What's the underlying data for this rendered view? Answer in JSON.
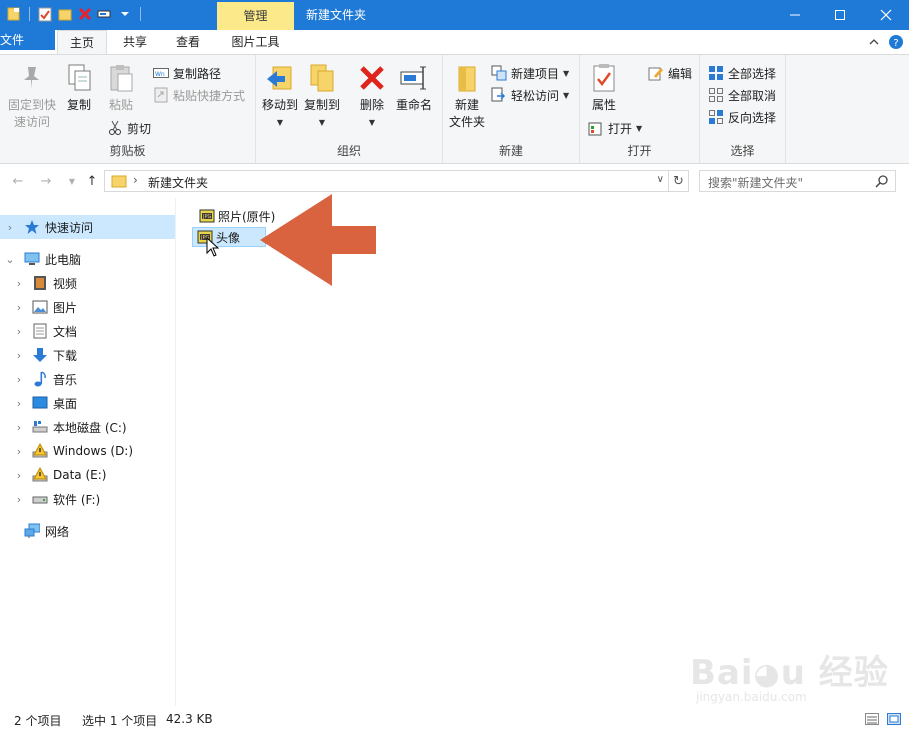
{
  "titlebar": {
    "context_tab": "管理",
    "title": "新建文件夹",
    "bg_color": "#1e7ad6",
    "context_color": "#fbe98a"
  },
  "tabs": {
    "file": "文件",
    "home": "主页",
    "share": "共享",
    "view": "查看",
    "picture_tools": "图片工具"
  },
  "ribbon": {
    "clipboard": {
      "pin": "固定到快速访问",
      "pin_line1": "固定到快",
      "pin_line2": "速访问",
      "copy": "复制",
      "paste": "粘贴",
      "copy_path": "复制路径",
      "paste_shortcut": "粘贴快捷方式",
      "cut": "剪切",
      "label": "剪贴板"
    },
    "organize": {
      "move_to": "移动到",
      "copy_to": "复制到",
      "delete": "删除",
      "rename": "重命名",
      "label": "组织"
    },
    "new": {
      "new_folder_line1": "新建",
      "new_folder_line2": "文件夹",
      "new_item": "新建项目",
      "easy_access": "轻松访问",
      "label": "新建"
    },
    "open": {
      "properties": "属性",
      "open": "打开",
      "edit": "编辑",
      "label": "打开"
    },
    "select": {
      "select_all": "全部选择",
      "select_none": "全部取消",
      "invert": "反向选择",
      "label": "选择"
    }
  },
  "address": {
    "path": "新建文件夹",
    "search_placeholder": "搜索\"新建文件夹\""
  },
  "nav": {
    "quick_access": "快速访问",
    "this_pc": "此电脑",
    "videos": "视频",
    "pictures": "图片",
    "documents": "文档",
    "downloads": "下载",
    "music": "音乐",
    "desktop": "桌面",
    "drive_c": "本地磁盘 (C:)",
    "drive_d": "Windows (D:)",
    "drive_e": "Data (E:)",
    "drive_f": "软件 (F:)",
    "network": "网络"
  },
  "files": [
    {
      "name": "照片(原件)",
      "selected": false
    },
    {
      "name": "头像",
      "selected": true
    }
  ],
  "status": {
    "count": "2 个项目",
    "selection": "选中 1 个项目",
    "size": "42.3 KB"
  },
  "colors": {
    "selection": "#cce8ff",
    "annotation_arrow": "#d9623f"
  }
}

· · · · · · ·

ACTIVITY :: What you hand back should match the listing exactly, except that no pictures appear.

RESPONSE AREA ::
What's the underlying data for this rendered view? Answer in JSON.
{
  "titlebar": {
    "context_tab": "管理",
    "title": "新建文件夹",
    "bg_color": "#1e7ad6",
    "context_color": "#fbe98a"
  },
  "tabs": {
    "file": "文件",
    "home": "主页",
    "share": "共享",
    "view": "查看",
    "picture_tools": "图片工具"
  },
  "ribbon": {
    "clipboard": {
      "pin": "固定到快速访问",
      "pin_line1": "固定到快",
      "pin_line2": "速访问",
      "copy": "复制",
      "paste": "粘贴",
      "copy_path": "复制路径",
      "paste_shortcut": "粘贴快捷方式",
      "cut": "剪切",
      "label": "剪贴板"
    },
    "organize": {
      "move_to": "移动到",
      "copy_to": "复制到",
      "delete": "删除",
      "rename": "重命名",
      "label": "组织"
    },
    "new": {
      "new_folder_line1": "新建",
      "new_folder_line2": "文件夹",
      "new_item": "新建项目",
      "easy_access": "轻松访问",
      "label": "新建"
    },
    "open": {
      "properties": "属性",
      "open": "打开",
      "edit": "编辑",
      "label": "打开"
    },
    "select": {
      "select_all": "全部选择",
      "select_none": "全部取消",
      "invert": "反向选择",
      "label": "选择"
    }
  },
  "address": {
    "path": "新建文件夹",
    "search_placeholder": "搜索\"新建文件夹\""
  },
  "nav": {
    "quick_access": "快速访问",
    "this_pc": "此电脑",
    "videos": "视频",
    "pictures": "图片",
    "documents": "文档",
    "downloads": "下载",
    "music": "音乐",
    "desktop": "桌面",
    "drive_c": "本地磁盘 (C:)",
    "drive_d": "Windows (D:)",
    "drive_e": "Data (E:)",
    "drive_f": "软件 (F:)",
    "network": "网络"
  },
  "files": [
    {
      "name": "照片(原件)",
      "selected": false
    },
    {
      "name": "头像",
      "selected": true
    }
  ],
  "status": {
    "count": "2 个项目",
    "selection": "选中 1 个项目",
    "size": "42.3 KB"
  },
  "colors": {
    "selection": "#cce8ff",
    "annotation_arrow": "#d9623f"
  }
}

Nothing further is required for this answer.